* About this task *
What follows is a block of records; reproduce all of it verbatim.

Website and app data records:
%%

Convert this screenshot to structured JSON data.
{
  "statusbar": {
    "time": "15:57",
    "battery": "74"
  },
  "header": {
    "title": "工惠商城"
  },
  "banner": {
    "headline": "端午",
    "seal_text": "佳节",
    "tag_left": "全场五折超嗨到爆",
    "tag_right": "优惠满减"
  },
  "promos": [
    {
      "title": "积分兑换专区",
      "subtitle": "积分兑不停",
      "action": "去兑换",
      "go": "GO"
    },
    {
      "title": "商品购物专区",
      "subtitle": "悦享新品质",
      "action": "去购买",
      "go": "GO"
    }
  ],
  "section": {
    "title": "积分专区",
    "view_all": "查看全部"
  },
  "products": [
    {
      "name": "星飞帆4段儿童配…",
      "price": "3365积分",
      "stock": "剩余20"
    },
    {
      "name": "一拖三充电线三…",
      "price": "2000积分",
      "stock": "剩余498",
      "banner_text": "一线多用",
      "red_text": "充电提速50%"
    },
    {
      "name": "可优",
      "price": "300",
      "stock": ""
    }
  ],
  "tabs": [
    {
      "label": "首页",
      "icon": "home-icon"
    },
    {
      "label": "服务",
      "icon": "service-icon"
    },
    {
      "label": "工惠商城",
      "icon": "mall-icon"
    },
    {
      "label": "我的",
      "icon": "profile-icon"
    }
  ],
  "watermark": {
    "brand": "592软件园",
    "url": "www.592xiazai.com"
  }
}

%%

* Response box *
Convert this screenshot to structured JSON data.
{
  "statusbar": {
    "time": "15:57",
    "battery": "74"
  },
  "header": {
    "title": "工惠商城"
  },
  "banner": {
    "headline": "端午",
    "seal_text": "佳节",
    "tag_left": "全场五折超嗨到爆",
    "tag_right": "优惠满减"
  },
  "promos": [
    {
      "title": "积分兑换专区",
      "subtitle": "积分兑不停",
      "action": "去兑换",
      "go": "GO"
    },
    {
      "title": "商品购物专区",
      "subtitle": "悦享新品质",
      "action": "去购买",
      "go": "GO"
    }
  ],
  "section": {
    "title": "积分专区",
    "view_all": "查看全部"
  },
  "products": [
    {
      "name": "星飞帆4段儿童配…",
      "price": "3365积分",
      "stock": "剩余20"
    },
    {
      "name": "一拖三充电线三…",
      "price": "2000积分",
      "stock": "剩余498",
      "banner_text": "一线多用",
      "red_text": "充电提速50%"
    },
    {
      "name": "可优",
      "price": "300",
      "stock": ""
    }
  ],
  "tabs": [
    {
      "label": "首页",
      "icon": "home-icon"
    },
    {
      "label": "服务",
      "icon": "service-icon"
    },
    {
      "label": "工惠商城",
      "icon": "mall-icon"
    },
    {
      "label": "我的",
      "icon": "profile-icon"
    }
  ],
  "watermark": {
    "brand": "592软件园",
    "url": "www.592xiazai.com"
  }
}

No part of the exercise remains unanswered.